#### Supplied records:

==============================

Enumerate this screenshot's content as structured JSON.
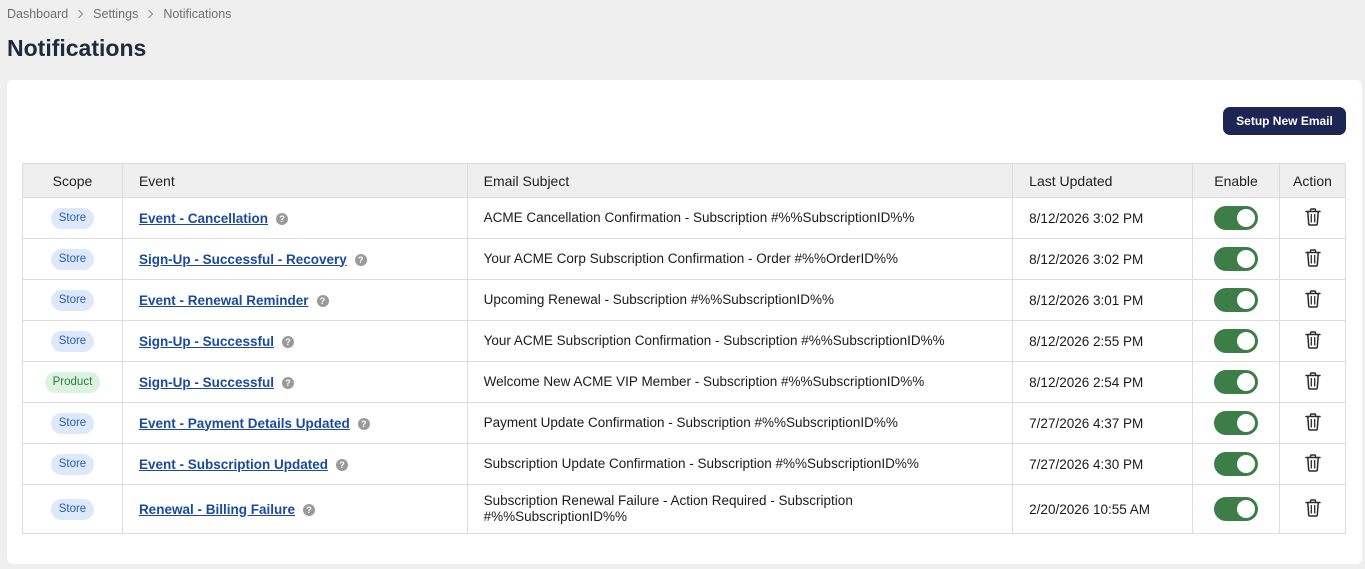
{
  "breadcrumb": [
    "Dashboard",
    "Settings",
    "Notifications"
  ],
  "page_title": "Notifications",
  "setup_button": "Setup New Email",
  "table": {
    "headers": {
      "scope": "Scope",
      "event": "Event",
      "subject": "Email Subject",
      "updated": "Last Updated",
      "enable": "Enable",
      "action": "Action"
    },
    "rows": [
      {
        "scope": "Store",
        "scope_type": "store",
        "event": "Event - Cancellation",
        "subject": "ACME Cancellation Confirmation - Subscription #%%SubscriptionID%%",
        "updated": "8/12/2026 3:02 PM",
        "enabled": true
      },
      {
        "scope": "Store",
        "scope_type": "store",
        "event": "Sign-Up - Successful - Recovery",
        "subject": "Your ACME Corp Subscription Confirmation - Order #%%OrderID%%",
        "updated": "8/12/2026 3:02 PM",
        "enabled": true
      },
      {
        "scope": "Store",
        "scope_type": "store",
        "event": "Event - Renewal Reminder",
        "subject": "Upcoming Renewal - Subscription #%%SubscriptionID%%",
        "updated": "8/12/2026 3:01 PM",
        "enabled": true
      },
      {
        "scope": "Store",
        "scope_type": "store",
        "event": "Sign-Up - Successful",
        "subject": "Your ACME Subscription Confirmation - Subscription #%%SubscriptionID%%",
        "updated": "8/12/2026 2:55 PM",
        "enabled": true
      },
      {
        "scope": "Product",
        "scope_type": "product",
        "event": "Sign-Up - Successful",
        "subject": "Welcome New ACME VIP Member - Subscription #%%SubscriptionID%%",
        "updated": "8/12/2026 2:54 PM",
        "enabled": true
      },
      {
        "scope": "Store",
        "scope_type": "store",
        "event": "Event - Payment Details Updated",
        "subject": "Payment Update Confirmation - Subscription #%%SubscriptionID%%",
        "updated": "7/27/2026 4:37 PM",
        "enabled": true
      },
      {
        "scope": "Store",
        "scope_type": "store",
        "event": "Event - Subscription Updated",
        "subject": "Subscription Update Confirmation - Subscription #%%SubscriptionID%%",
        "updated": "7/27/2026 4:30 PM",
        "enabled": true
      },
      {
        "scope": "Store",
        "scope_type": "store",
        "event": "Renewal - Billing Failure",
        "subject": "Subscription Renewal Failure - Action Required - Subscription #%%SubscriptionID%%",
        "updated": "2/20/2026 10:55 AM",
        "enabled": true
      }
    ]
  },
  "icons": {
    "breadcrumb_separator": "chevron-right-icon",
    "help": "question-circle-icon",
    "delete": "trash-icon"
  },
  "colors": {
    "primary_button": "#1d2554",
    "toggle_on": "#3d7d48",
    "link": "#1a4aa0",
    "store_badge_bg": "#dde9fb",
    "product_badge_bg": "#dcf3df"
  }
}
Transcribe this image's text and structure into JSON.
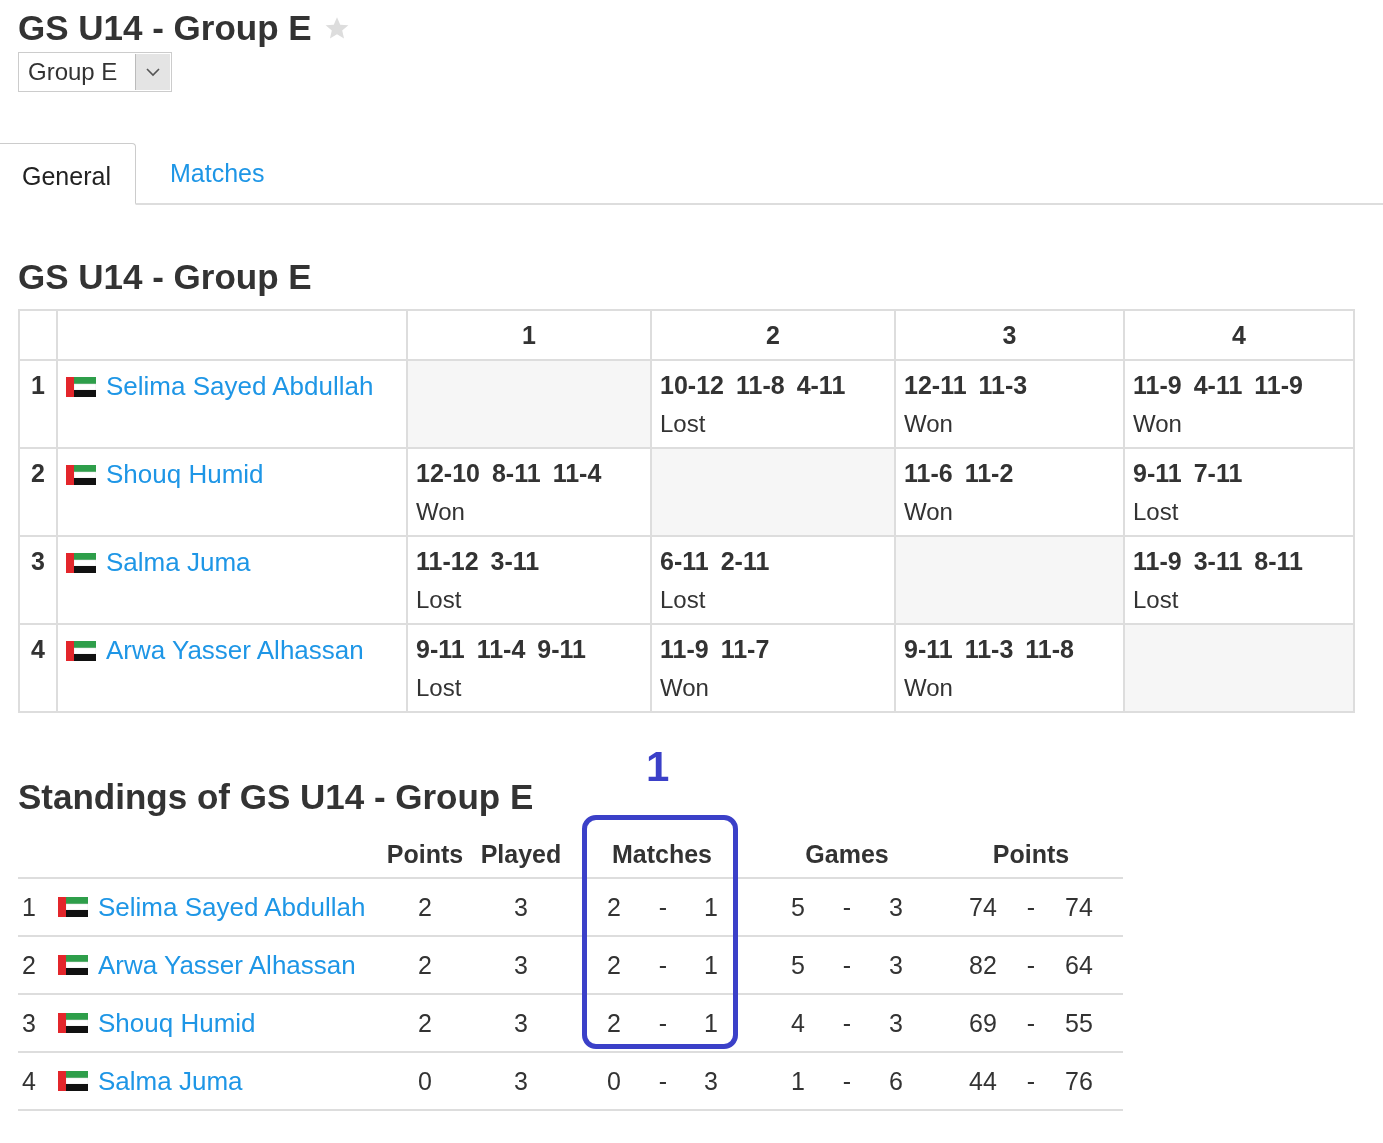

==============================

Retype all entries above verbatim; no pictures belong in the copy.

Enumerate this screenshot's content as structured JSON.
{
  "breadcrumb": [
    "Dashboard",
    "Settings",
    "Notifications"
  ],
  "page_title": "Notifications",
  "setup_button": "Setup New Email",
  "table": {
    "headers": {
      "scope": "Scope",
      "event": "Event",
      "subject": "Email Subject",
      "updated": "Last Updated",
      "enable": "Enable",
      "action": "Action"
    },
    "rows": [
      {
        "scope": "Store",
        "scope_type": "store",
        "event": "Event - Cancellation",
        "subject": "ACME Cancellation Confirmation - Subscription #%%SubscriptionID%%",
        "updated": "8/12/2026 3:02 PM",
        "enabled": true
      },
      {
        "scope": "Store",
        "scope_type": "store",
        "event": "Sign-Up - Successful - Recovery",
        "subject": "Your ACME Corp Subscription Confirmation - Order #%%OrderID%%",
        "updated": "8/12/2026 3:02 PM",
        "enabled": true
      },
      {
        "scope": "Store",
        "scope_type": "store",
        "event": "Event - Renewal Reminder",
        "subject": "Upcoming Renewal - Subscription #%%SubscriptionID%%",
        "updated": "8/12/2026 3:01 PM",
        "enabled": true
      },
      {
        "scope": "Store",
        "scope_type": "store",
        "event": "Sign-Up - Successful",
        "subject": "Your ACME Subscription Confirmation - Subscription #%%SubscriptionID%%",
        "updated": "8/12/2026 2:55 PM",
        "enabled": true
      },
      {
        "scope": "Product",
        "scope_type": "product",
        "event": "Sign-Up - Successful",
        "subject": "Welcome New ACME VIP Member - Subscription #%%SubscriptionID%%",
        "updated": "8/12/2026 2:54 PM",
        "enabled": true
      },
      {
        "scope": "Store",
        "scope_type": "store",
        "event": "Event - Payment Details Updated",
        "subject": "Payment Update Confirmation - Subscription #%%SubscriptionID%%",
        "updated": "7/27/2026 4:37 PM",
        "enabled": true
      },
      {
        "scope": "Store",
        "scope_type": "store",
        "event": "Event - Subscription Updated",
        "subject": "Subscription Update Confirmation - Subscription #%%SubscriptionID%%",
        "updated": "7/27/2026 4:30 PM",
        "enabled": true
      },
      {
        "scope": "Store",
        "scope_type": "store",
        "event": "Renewal - Billing Failure",
        "subject": "Subscription Renewal Failure - Action Required - Subscription #%%SubscriptionID%%",
        "updated": "2/20/2026 10:55 AM",
        "enabled": true
      }
    ]
  },
  "icons": {
    "breadcrumb_separator": "chevron-right-icon",
    "help": "question-circle-icon",
    "delete": "trash-icon"
  },
  "colors": {
    "primary_button": "#1d2554",
    "toggle_on": "#3d7d48",
    "link": "#1a4aa0",
    "store_badge_bg": "#dde9fb",
    "product_badge_bg": "#dcf3df"
  }
}
Transcribe this image's text and structure into JSON.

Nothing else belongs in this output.